■ Goal of the exercise ■
Filter the entries that follow, copying every line in which the word "icon" appears.

::: The records

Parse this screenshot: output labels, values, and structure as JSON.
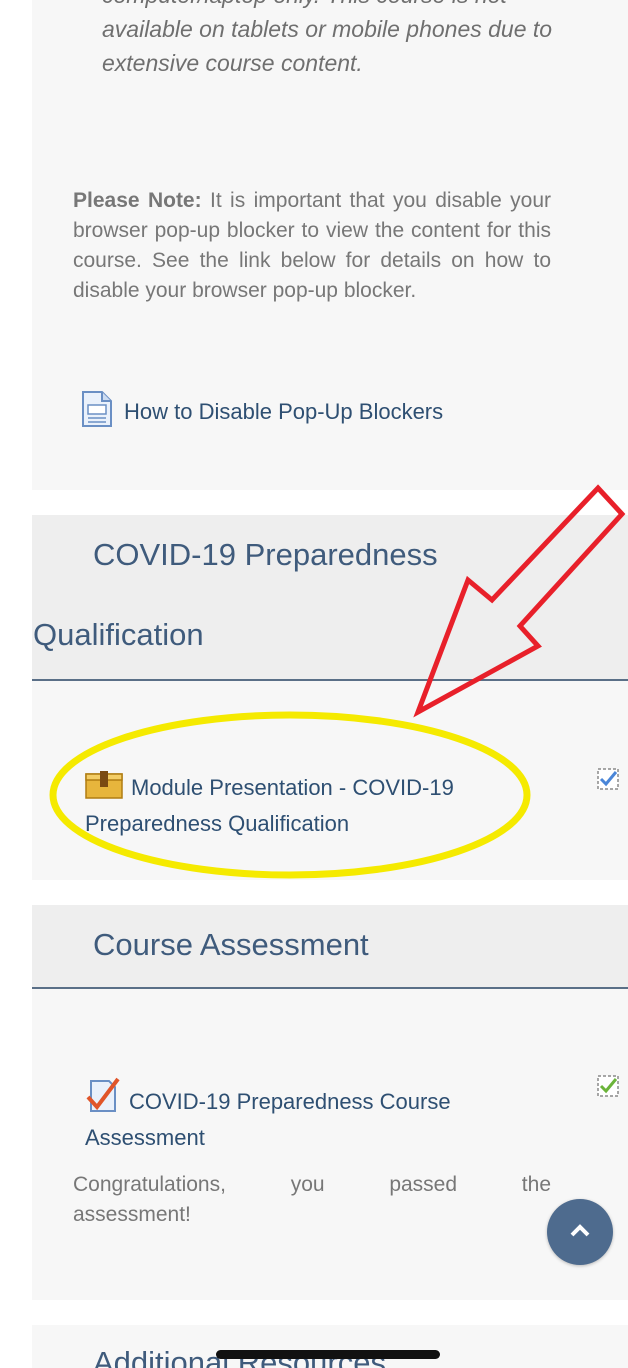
{
  "intro": {
    "italic_line_cut": "computer/laptop only. This course is not",
    "italic_line_2": "available on tablets or mobile phones due to",
    "italic_line_3": "extensive course content.",
    "note_label": "Please Note:",
    "note_body": " It is important that you disable your browser pop-up blocker to view the content for this course. See the link below for details on how to disable your browser pop-up blocker.",
    "link_label": "How to Disable Pop-Up Blockers",
    "link_icon": "document-icon"
  },
  "sections": {
    "covid": {
      "title_line_1": "COVID-19 Preparedness",
      "title_line_2": "Qualification",
      "activity_label": "Module Presentation - COVID-19 Preparedness Qualification",
      "activity_icon": "package-icon",
      "completion_icon": "checkbox-checked-icon"
    },
    "assessment": {
      "title": "Course Assessment",
      "activity_label": "COVID-19 Preparedness Course Assessment",
      "activity_icon": "quiz-icon",
      "completion_icon": "checkbox-checked-icon",
      "message_line_1": "Congratulations, you passed the",
      "message_line_2": "assessment!"
    },
    "resources": {
      "title": "Additional Resources"
    }
  },
  "colors": {
    "heading": "#3f5b7c",
    "link": "#2e4f72",
    "annotation_arrow": "#e8202a",
    "annotation_ellipse": "#f5ea00",
    "scroll_button": "#4e6b8e"
  },
  "scroll_top_icon": "chevron-up-icon"
}
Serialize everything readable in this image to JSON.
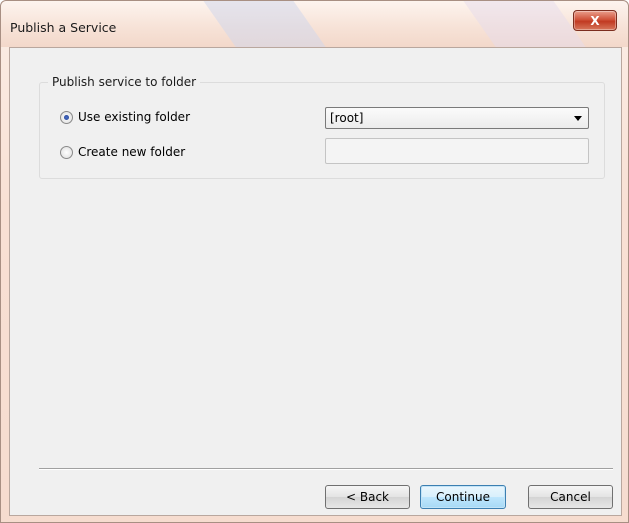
{
  "window": {
    "title": "Publish a Service",
    "close_label": "X"
  },
  "group": {
    "label": "Publish service to folder",
    "options": [
      {
        "label": "Use existing folder",
        "checked": true
      },
      {
        "label": "Create new folder",
        "checked": false
      }
    ],
    "folder_select": {
      "selected": "[root]"
    },
    "new_folder_input": {
      "value": ""
    }
  },
  "buttons": {
    "back": "< Back",
    "continue": "Continue",
    "cancel": "Cancel"
  },
  "colors": {
    "titlebar_tint": "#f7e3d8",
    "close_red": "#c13a22",
    "default_button_border": "#3c7fb1",
    "client_bg": "#f0f0f0"
  }
}
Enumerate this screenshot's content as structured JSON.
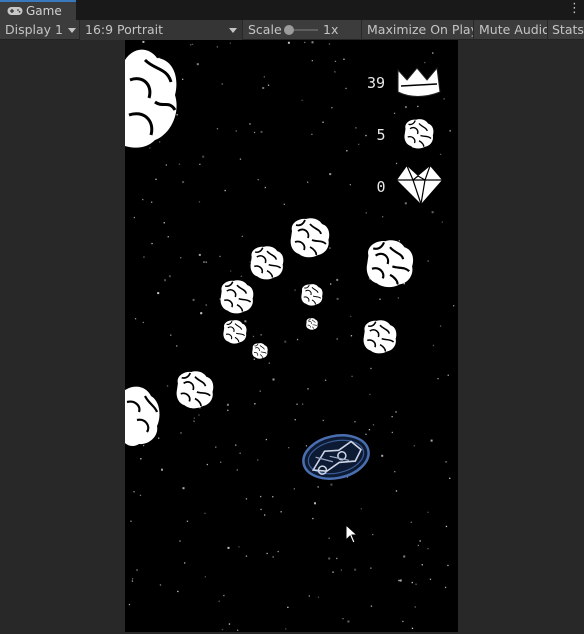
{
  "tab": {
    "title": "Game"
  },
  "toolbar": {
    "display": "Display 1",
    "aspect": "16:9 Portrait",
    "scale_label": "Scale",
    "scale_value": "1x",
    "maximize": "Maximize On Play",
    "mute": "Mute Audio",
    "stats": "Stats"
  },
  "menu": {
    "kebab": "⋮"
  },
  "hud": {
    "score": "39",
    "score_icon": "crown-icon",
    "asteroids": "5",
    "asteroid_icon": "asteroid-icon",
    "gems": "0",
    "gem_icon": "gem-icon"
  },
  "colors": {
    "tab_accent": "#3a79bb",
    "toolbar_bg": "#3c3c3c",
    "canvas_bg": "#000000",
    "asteroid_fill": "#ffffff",
    "ship_outline": "#4a6fb0"
  }
}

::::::

■ Finished exercise ■
    "link_icon": "document-icon"
      "activity_icon": "package-icon",
      "completion_icon": "checkbox-checked-icon"
      "activity_icon": "quiz-icon",
      "completion_icon": "checkbox-checked-icon",
  "scroll_top_icon": "chevron-up-icon"
    "score_icon": "crown-icon",
    "asteroid_icon": "asteroid-icon",
    "gem_icon": "gem-icon"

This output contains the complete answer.